This week we started learning about image enhancements that can be used for things like reducing noise and atmospheric effects and emphasizing or de-emphasizing certain features or details. The lab assignment involved experimenting with a number of enhancement tools in both ERDAS Imagine and ArcMap. For the final deliverable, the goal was to minimize the striping (caused by a problem with the sensor) in a Landsat 7 image while preserving as much detail as possible. Here's my attempt:

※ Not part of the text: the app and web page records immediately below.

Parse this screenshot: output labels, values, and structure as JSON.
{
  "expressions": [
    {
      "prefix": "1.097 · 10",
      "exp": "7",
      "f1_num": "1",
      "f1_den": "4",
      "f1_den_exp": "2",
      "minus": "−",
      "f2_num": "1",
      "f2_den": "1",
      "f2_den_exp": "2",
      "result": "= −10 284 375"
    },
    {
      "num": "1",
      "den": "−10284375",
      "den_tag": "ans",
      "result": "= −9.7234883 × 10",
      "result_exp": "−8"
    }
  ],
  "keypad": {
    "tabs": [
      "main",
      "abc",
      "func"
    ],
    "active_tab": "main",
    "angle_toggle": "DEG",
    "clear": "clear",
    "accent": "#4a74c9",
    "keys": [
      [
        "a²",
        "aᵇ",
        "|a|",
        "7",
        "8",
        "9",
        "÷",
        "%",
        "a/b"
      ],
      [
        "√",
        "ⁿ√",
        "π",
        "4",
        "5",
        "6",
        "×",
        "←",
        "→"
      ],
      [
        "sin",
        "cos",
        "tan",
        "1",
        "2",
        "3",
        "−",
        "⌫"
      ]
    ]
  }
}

I had a hard time with this because I don't feel like I understand enough about how to use the different filters to be able to approach a problem like this strategically--I was just sort of throwing options at the image hoping something would work, and not surprisingly I'm not very happy with the result. Hopefully we're going to continue working on how to properly apply image enhancements in the coming modules, now that we know the basics of how to use the tools.
Tuesday, October 17, 2017
Tuesday, October 3, 2017
Tuesday, September 26, 2017
This week we learned about using ground truthing to confirm land cover/land use classifications, and about calculating the accuracy of an LULC map base on ground truthing. Since we couldn't actually visit our sample sites for the lab assignment, we used Google Maps and Google Street View to confirm/correct classifications. Below is my map from last week, overlain with "ground truthing" points color-coded according to whether or not my original classification was correct at that location. Some points were more of a challenge to identify than others, particularly a few that had obviously changed between the time the photo was taken and the time the Google Maps imagery was last updated.
Tuesday, September 19, 2017
This week was all about land use and land cover classification using aerial photos, and the lab assignment was to visually classify an image. We only needed to classify to Level II (out of four levels), so it's much less detailed and specific than it could be. Even so, it takes a lot of time to examine the image and identify various features to determine in which category they belong.
My final map is not as thorough as I would have liked, but my time was limited. Here's what I came up with:
Tuesday, September 12, 2017
We're starting off the course on Photo Interpretation and Remote Sensing by examining aerial photographs, and this week we specifically looked at different methods of identifying the features in an image.
The image below explores the range of tones and textures that can exist in a single photograph. Tone and texture can help in identifying a feature.
Features can also be identified by their size and shape, by the shape of the shadows they cast, because they form a pattern, or based on their association with other identifiable features. The image below shows some examples.
Wednesday, August 9, 2017
This week was focused on different ways of sharing custom script tools for ArcGIS, and for the assignment we were provided with a script tool and asked to make some updates and then embed the script in the tool. This allows the toolbox to be shared without the separate script file, and also allows the creator to password-protect the script so that other users can't copy or edit it.
The script tool was already partially functional, but needed some hard-coded variables to be replaced with coding that accepts user input from the tool interface. Then we needed to add descriptions for each of the tool parameters, and finally embed the script in the tool and set a password.
This screenshot shows both the tool interface and the output of an example from the lab using 50 points and distances of 10000 meters:
This is the last week of class, and I've had a great time and learned a ton. The most exciting and immediately useful thing I learned during this course is how to write geometries using a Python script, which I used in my final project to solve a real-life problem. I also found the lessons on turning a model into a script and turning a script into a custom tool to be very interesting, and I already have plans to apply those concepts outside of class as well. I also think it’s very cool that you can use Python scripts to manipulate GIS files and even map documents without ever even opening ArcMap.
Wednesday, August 2, 2017
Assuming you've already written a script, the steps to turn it into a customized tool are:
create a new toolbox in ArcGIS > add the script to the toolbox and give it a name/description/etc. > set the tool's parameters > modify the script to allow it to accept user input for the parameters > change any print statements to arcpy.AddMessage (this makes them print to the tool progress window in ArcMap)
Here is the tool window for the script tool from this week's assignment (don't worry about the red Xs; ArcMap is just warning me that those default file paths don't exist on my local computer):
And here is the results window after running the tool successfully:
This was an easy lesson, but an incredibly helpful thing to know, since tools are so much easier to use and share, and better integrated into ArcGIS, than standalone scripts.